“Our people see us as their hope,” Chen says.

“We can’t let them down.”

Yiwu – Hong Kong direct flight route from July 1 to resume service
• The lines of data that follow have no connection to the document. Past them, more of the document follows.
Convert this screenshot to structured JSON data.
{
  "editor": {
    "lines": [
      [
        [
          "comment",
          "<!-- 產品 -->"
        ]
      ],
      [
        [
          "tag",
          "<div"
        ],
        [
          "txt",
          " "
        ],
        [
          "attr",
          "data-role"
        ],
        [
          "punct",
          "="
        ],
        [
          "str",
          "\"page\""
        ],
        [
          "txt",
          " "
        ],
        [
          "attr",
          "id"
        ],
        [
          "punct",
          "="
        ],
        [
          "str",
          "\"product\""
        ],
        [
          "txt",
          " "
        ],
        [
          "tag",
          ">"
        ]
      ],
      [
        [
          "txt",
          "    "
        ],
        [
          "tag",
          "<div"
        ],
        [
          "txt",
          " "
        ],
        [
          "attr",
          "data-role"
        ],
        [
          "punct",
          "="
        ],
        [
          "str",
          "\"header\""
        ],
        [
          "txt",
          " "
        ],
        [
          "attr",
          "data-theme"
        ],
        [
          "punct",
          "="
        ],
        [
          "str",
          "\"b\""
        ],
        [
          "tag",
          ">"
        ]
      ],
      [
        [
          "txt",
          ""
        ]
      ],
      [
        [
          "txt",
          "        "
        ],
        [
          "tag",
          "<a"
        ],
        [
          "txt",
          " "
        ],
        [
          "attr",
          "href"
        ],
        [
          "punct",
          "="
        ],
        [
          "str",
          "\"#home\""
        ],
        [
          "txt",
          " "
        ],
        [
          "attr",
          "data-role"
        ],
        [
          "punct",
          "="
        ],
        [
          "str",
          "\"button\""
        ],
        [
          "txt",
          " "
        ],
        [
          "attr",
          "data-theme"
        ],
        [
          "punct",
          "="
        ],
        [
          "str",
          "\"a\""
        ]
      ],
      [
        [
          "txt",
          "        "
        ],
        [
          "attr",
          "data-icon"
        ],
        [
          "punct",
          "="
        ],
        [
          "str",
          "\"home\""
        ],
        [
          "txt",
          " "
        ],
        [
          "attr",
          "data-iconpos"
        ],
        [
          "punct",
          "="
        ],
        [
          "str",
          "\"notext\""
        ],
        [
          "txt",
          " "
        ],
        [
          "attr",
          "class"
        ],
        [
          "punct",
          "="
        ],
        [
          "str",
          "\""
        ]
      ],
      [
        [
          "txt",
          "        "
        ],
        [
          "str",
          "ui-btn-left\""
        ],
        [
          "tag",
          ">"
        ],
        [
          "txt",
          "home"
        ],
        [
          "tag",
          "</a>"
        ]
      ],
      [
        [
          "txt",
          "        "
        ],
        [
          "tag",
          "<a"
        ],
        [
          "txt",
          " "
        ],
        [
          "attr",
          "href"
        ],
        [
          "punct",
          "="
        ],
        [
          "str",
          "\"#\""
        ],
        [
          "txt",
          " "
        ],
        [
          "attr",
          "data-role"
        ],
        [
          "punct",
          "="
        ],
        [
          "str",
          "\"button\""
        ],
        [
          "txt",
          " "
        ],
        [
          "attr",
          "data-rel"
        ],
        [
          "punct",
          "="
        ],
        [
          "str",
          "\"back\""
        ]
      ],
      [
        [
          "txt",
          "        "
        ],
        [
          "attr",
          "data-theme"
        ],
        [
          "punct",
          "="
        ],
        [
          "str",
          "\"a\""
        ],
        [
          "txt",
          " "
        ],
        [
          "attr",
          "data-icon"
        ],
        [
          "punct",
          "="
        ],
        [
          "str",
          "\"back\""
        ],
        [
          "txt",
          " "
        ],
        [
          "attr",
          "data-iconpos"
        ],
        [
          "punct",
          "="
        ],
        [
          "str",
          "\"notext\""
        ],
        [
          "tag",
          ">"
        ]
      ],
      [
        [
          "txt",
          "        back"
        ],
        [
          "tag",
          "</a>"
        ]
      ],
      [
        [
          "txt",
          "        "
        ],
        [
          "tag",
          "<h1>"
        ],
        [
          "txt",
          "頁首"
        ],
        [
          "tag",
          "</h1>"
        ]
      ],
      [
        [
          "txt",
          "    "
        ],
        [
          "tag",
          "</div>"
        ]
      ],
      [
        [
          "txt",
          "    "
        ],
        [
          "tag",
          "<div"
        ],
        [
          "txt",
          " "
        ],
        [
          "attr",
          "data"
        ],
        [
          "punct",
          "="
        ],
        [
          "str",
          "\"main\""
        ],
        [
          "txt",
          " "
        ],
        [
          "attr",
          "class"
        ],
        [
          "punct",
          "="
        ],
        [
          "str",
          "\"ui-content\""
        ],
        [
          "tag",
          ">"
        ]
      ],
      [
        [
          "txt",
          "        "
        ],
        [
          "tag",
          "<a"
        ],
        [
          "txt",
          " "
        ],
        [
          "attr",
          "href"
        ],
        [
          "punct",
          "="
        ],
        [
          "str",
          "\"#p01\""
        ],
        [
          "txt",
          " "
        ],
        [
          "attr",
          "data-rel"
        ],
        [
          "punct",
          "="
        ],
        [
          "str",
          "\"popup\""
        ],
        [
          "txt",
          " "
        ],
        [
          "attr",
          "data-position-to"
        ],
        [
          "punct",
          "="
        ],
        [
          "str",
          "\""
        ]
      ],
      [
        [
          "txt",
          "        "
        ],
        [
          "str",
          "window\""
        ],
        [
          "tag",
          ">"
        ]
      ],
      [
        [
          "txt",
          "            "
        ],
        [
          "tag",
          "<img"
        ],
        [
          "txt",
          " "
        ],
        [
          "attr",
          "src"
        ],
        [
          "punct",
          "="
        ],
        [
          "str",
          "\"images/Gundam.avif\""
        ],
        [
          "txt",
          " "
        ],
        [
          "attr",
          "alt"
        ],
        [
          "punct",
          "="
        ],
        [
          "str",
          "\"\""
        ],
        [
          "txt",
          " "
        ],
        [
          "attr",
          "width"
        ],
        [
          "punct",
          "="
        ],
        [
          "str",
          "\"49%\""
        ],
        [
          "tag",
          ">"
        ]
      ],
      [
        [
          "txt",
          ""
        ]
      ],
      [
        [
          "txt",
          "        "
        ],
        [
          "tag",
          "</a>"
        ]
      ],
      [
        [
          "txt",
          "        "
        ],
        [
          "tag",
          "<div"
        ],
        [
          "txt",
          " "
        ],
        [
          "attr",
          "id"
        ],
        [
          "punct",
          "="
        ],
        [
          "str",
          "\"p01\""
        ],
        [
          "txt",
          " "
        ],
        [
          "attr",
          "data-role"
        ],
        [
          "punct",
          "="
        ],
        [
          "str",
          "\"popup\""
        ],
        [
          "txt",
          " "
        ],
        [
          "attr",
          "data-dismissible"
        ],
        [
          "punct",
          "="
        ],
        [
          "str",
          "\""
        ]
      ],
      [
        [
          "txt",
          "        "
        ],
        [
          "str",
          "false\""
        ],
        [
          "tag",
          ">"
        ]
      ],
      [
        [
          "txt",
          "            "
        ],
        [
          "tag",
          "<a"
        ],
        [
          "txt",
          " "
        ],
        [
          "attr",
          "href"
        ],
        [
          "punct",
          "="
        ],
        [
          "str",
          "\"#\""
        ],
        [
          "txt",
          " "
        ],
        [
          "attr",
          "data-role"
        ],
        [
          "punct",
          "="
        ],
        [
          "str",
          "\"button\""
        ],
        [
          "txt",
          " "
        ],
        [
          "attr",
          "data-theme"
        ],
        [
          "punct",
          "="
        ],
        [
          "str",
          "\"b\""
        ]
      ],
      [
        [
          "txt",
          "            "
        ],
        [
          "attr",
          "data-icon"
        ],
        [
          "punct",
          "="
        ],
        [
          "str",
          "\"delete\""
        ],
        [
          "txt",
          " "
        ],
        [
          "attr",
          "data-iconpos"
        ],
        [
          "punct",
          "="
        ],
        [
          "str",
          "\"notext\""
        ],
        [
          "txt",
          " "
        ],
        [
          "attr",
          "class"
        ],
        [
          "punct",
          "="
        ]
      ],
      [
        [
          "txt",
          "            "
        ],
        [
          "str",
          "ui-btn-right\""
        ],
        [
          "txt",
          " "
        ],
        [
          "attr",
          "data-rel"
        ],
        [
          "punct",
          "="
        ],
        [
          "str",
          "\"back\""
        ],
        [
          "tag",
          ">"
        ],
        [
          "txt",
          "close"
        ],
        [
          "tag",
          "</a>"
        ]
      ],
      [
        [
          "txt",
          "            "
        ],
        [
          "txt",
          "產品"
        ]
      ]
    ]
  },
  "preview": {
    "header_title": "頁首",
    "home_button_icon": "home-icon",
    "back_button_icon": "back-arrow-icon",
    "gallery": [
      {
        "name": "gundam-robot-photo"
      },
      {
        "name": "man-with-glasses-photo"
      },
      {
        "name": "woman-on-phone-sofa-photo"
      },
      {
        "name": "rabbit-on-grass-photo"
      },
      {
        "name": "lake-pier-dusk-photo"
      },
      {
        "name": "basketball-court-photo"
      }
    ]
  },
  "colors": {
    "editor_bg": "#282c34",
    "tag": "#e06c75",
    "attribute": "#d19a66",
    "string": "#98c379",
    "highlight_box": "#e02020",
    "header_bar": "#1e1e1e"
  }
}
yesterday, the reporter from Yiwu Municipal Government Port Office was informed that the approval by the State Port Office, the sixth consecutive year temporary opening of this year, Yiwu air port. Yiwu to Hong Kong round-trip direct flights on-time from July 1 to November 15.   One week to fly four days   Fare more benefits   According to the Southern Shantou Airlines to fly the person in charge, and a week last year, every single fat ban this year, Yiwu – Hong Kong flights every Tuesday, four, six, day to fly a week to and from the four classes.   Flights specific arrangements as follows: Yiwu to Hong Kong flight number CZ617, except Thursday departure time is 8:20 am, and the remaining three trips take-off times are 8:00 am, the flight about 2 hours to arrive in Hong Kong.   Hong Kong to Yiwu flight number CZ618, return Yiwu flight departure time except Tuesday at 10:50 am, the remaining trips are 11:10 to take off, arrive around 13:00 Yiwu.   Need to be reminded that international flight clearance test was used to compare carefully the procedure is relatively cumbersome, even from the door of the airport to check in advance at least one and a half hours to get to the airport.   In addition to the convenience advantages of Yiwu – Hong Kong flight fares are very competitive. See from the price announced by the recent Southern Shantou, Yiwu Branch team value in Hangzhou, Ningbo, Wenzhou, Shanghai and other surrounding airport offers many added, “a fire, which will summer to visit Hong Kong market to heat up.   Yiwu will become the province   The fourth Airport ports   April 27 this year, the General Administration of Customs formally below Yiwu air port included in the national port development plan (2011-2015). Yiwu air port to become one of the 10 new open air ports of the country during the second five, the province’s five-second period only a new port, will become the province Hangzhou, Ningbo, warm airport after the fourth Airport Port .   Yiwu air port included in the national planning, and this is a major breakthrough in Yiwu pilot. Yiwu air port for five consecutive years of successful implementation of the temporary opening, during which opened Yiwu to Hong Kong Ferry route, a total of 638 sorties taking off and landing aircraft, personnel of 54 487 people, with an average load factor of 66.7%.The proportion of business travelers on the route up to 49.3% last year, overseas visitors for more than half can be described as a truly international flights.   Convenient “Airbus”, both for the convenience of Zhejiang, central and western regions businessmen to Hong Kong exhibitors turn for the better, further promoting trade and economic exchanges, but also conducive to the residents of both each other’s sightseeing and shopping to boost the development of tourism and improve the province’s “big clearance system, and further promote the province’s small and medium enterprises to the world, promote the transformation of the mode of economic development.